Why Facebook May Not Be Enough For The Next Generation
This article is by Erin Nelson, CMO of Bazaarvoice. She was formerly CMO ofDell.
With thousands of “friends” on Facebook and a constantly connected lifestyle, you’d think the Millennial generation would trust their friends above all else. However, when it comes to making purchase decisions, young people are more likely than older generations to trust complete strangers as much as their friends – and they strongly feel that companies should go beyond Facebook and Twitter to offer more ways for them to share opinions and experiences online.
According to a new report by Bazaarvoice and Kelton Research, Millennials are less likely to trust opinions from friends and family than Boomers (56% vs. 69%) when making buying choices, and more likely to seek out opinions from “those with most relevant experience” (44% vs. 31%). A majority (51%) say user-generated content written by strangers is more likely to influence their purchase decisions than recommendations from friends and family, while just 34% of Boomers say the same.
As they research and buy, most Millennials (84%) are comforted that they have access to the opinions and experiences of strangers, and a majority (64%) of Millennials believe that companies should continue to offer more ways for consumers to share their opinions online in the future.
Facebook Is Not Enough
By now, every marketer knows the universal truth about Millennials: They are social, connected, and want to be entertained and engaged – not “advertised at [or “to”].” But this research adds a new wrinkle to the Millennial marketing conundrum. Many CMOs have centered their Millennial-marketing programs on social media – launching Facebook and Twitter campaigns to connect with the “always-on” generation. But it turns out Millennials don’t necessarily use these social channels to research purchases, preferring instead to seek expert opinions from people who have direct experience with a brand or product.
For example, if a 28-year-old backpacker is planning a trip to Mexico, she will trust the opinions of an outdoor enthusiast who has explored Mexico recently far more than she’ll trust her former roommate who spent spring break in Cancun five years ago.
So how can marketers adapt their Millennial marketing strategies to embrace this trend? How can they ensure Millennials hear about their brand from trusted experts – at the exact points when they’re making purchase decisions?
The first step in embracing the “voice of the stranger” in a Millennial-marketing program is to go beyond Facebook. Millennials still love social media – the new study shows that 80% actively use Facebook, 28% use Twitter, and 25% embrace Google+ – so these channels will continue to serve as key ways to reach young consumers. But, as the research shows, Millennials don’t always turn to friends for advice when making purchase decisions, so social networks may not be the best places to drive sales. Instead, marketers can best reach Millennials by ensuring consumers have an easy way to create and share authentic content about their brand and products.

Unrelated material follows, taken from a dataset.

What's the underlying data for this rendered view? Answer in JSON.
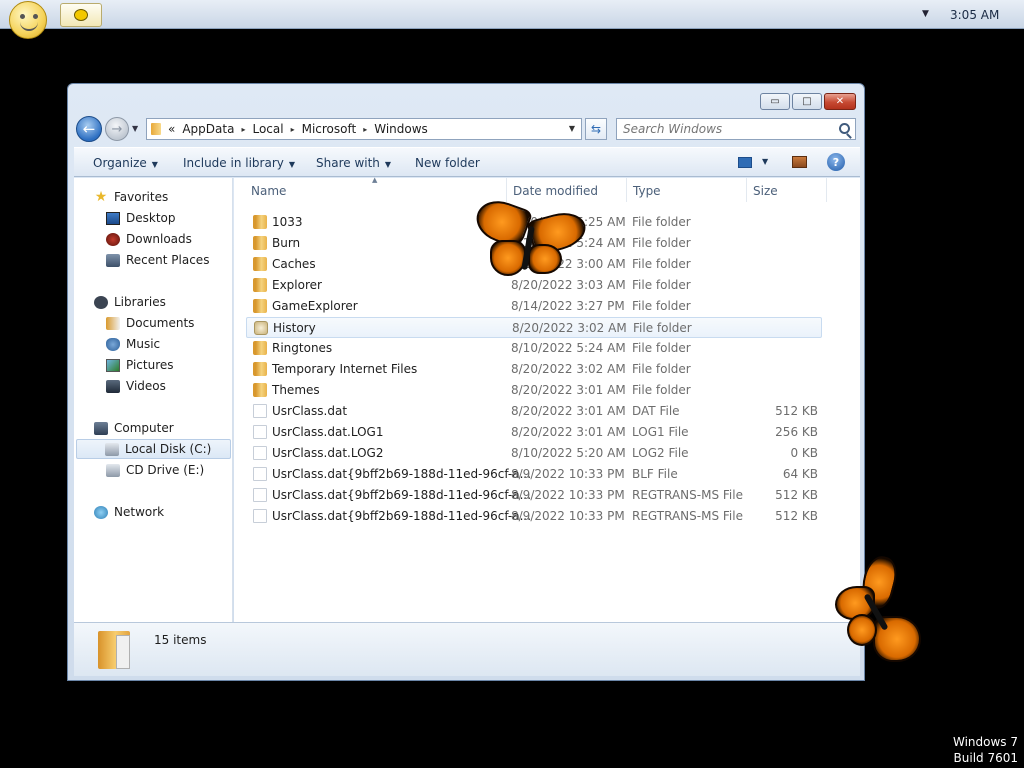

The more content consumers create about a brand or product – and the more widely marketers distribute this content across retail websites, in-store, and via social and mobile channels – the more likely young buyers will come across this authentic content created by “strangers like them” during the exact moments they’re deciding what to buy.

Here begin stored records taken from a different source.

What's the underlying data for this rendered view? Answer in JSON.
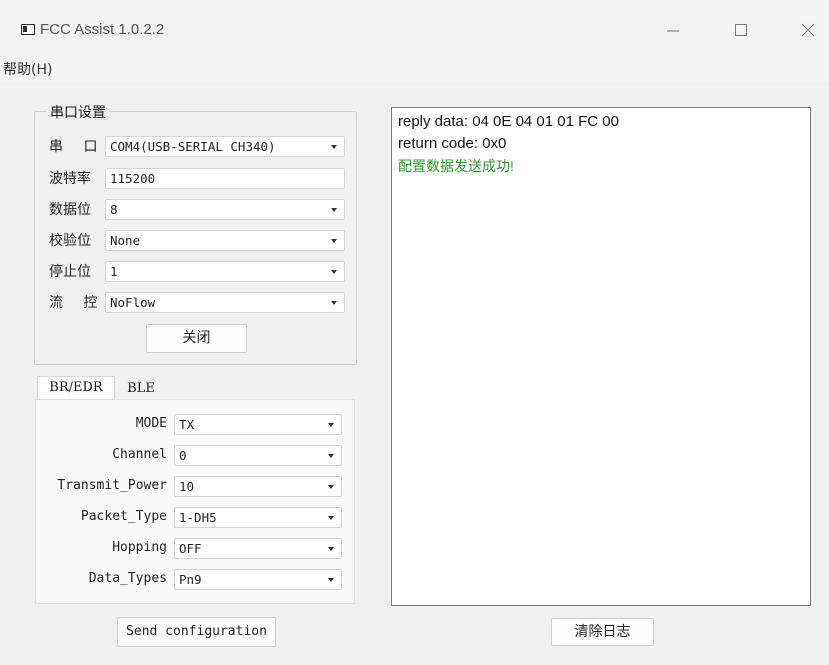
{
  "window": {
    "title": "FCC Assist 1.0.2.2"
  },
  "menu": {
    "help": "帮助(H)"
  },
  "serial": {
    "group_title": "串口设置",
    "port_label": "串 口",
    "port_value": "COM4(USB-SERIAL CH340)",
    "baud_label": "波特率",
    "baud_value": "115200",
    "databits_label": "数据位",
    "databits_value": "8",
    "parity_label": "校验位",
    "parity_value": "None",
    "stopbits_label": "停止位",
    "stopbits_value": "1",
    "flow_label": "流 控",
    "flow_value": "NoFlow",
    "close_button": "关闭"
  },
  "tabs": [
    {
      "label": "BR/EDR",
      "active": true
    },
    {
      "label": "BLE",
      "active": false
    }
  ],
  "params": {
    "mode_label": "MODE",
    "mode_value": "TX",
    "channel_label": "Channel",
    "channel_value": "0",
    "power_label": "Transmit_Power",
    "power_value": "10",
    "packet_label": "Packet_Type",
    "packet_value": "1-DH5",
    "hopping_label": "Hopping",
    "hopping_value": "OFF",
    "datatypes_label": "Data_Types",
    "datatypes_value": "Pn9"
  },
  "send_button": "Send configuration",
  "log": {
    "lines": [
      "reply data: 04 0E 04 01 01 FC 00",
      "return code: 0x0",
      "配置数据发送成功!"
    ],
    "success_color": "#2e9a2e"
  },
  "clear_button": "清除日志",
  "icons": {
    "app": "app-window-icon",
    "minimize": "minimize-icon",
    "maximize": "maximize-icon",
    "close": "close-icon",
    "dropdown": "chevron-down-icon"
  }
}
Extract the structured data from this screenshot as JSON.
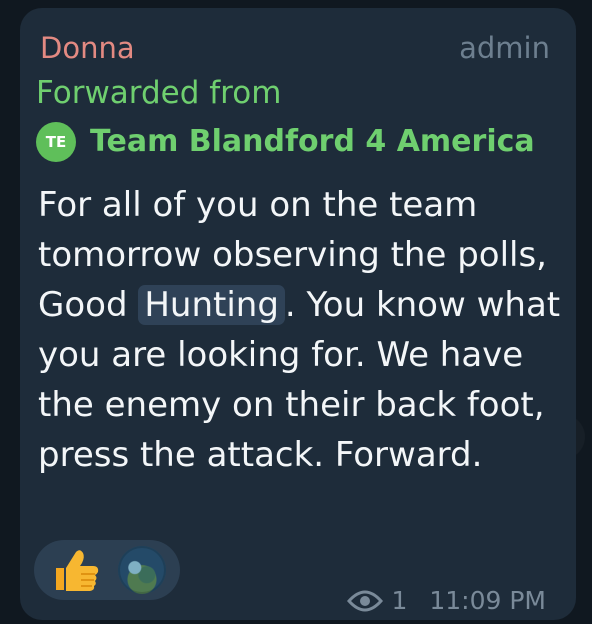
{
  "message": {
    "sender": "Donna",
    "role": "admin",
    "forwarded_label": "Forwarded from",
    "source": {
      "avatar_initials": "TE",
      "name": "Team Blandford 4 America"
    },
    "text_before": "For all of you on the team tomorrow observing the polls, Good ",
    "highlighted": "Hunting",
    "text_after": ".  You know what you are looking for.  We have the enemy on their back foot, press the attack.  Forward.",
    "reactions": [
      {
        "icon": "thumbs-up-emoji"
      }
    ],
    "views": "1",
    "time": "11:09 PM"
  },
  "colors": {
    "bubble": "#1e2c3a",
    "sender": "#e38a82",
    "forward": "#6fcf6f",
    "meta": "#7a8a99",
    "text": "#f3f6f8"
  }
}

For brands, this means making sure the voices of relevant consumers can be easily accessed anywhere a Millennial wants to shop. For example, Benefit Cosmetics recently introduced iPad kiosks that make it easy for in-store users to tap into feedback of shoppers like them – not just the input of the sales associates or a shopping buddy. Best Buy provides QR codes so customers can access product reviews while browsing in store, providing young shoppers with access to the opinions they need to make a purchase decision on the spot. According to another recent study, over 45% of Millennials use mobile devices to research product details before purchasing big-ticket items over $500. So if stores don’t offer young shoppers mobile-ready ways to get trusted opinions on the products they’re looking at in-store, they’re missing out on massive sales.
This has big implications for brands and marketers who still think their success reaching Millennials can be measured by Twitter followers, Facebook friends, or campaign traffic numbers. Instead, brands that can surface their most relevant and authentic user-generated content, and make it as pervasive as possible, will win the hearts and minds of Millennials.
For Millennials, the hierarchy of trust is strangers first, friends second, brand last. To connect with young consumers, brands need to unlock the voice of strangers – making sure Millennials can easily find authentic, user-generated opinions about their products and services when they’re ready to buy.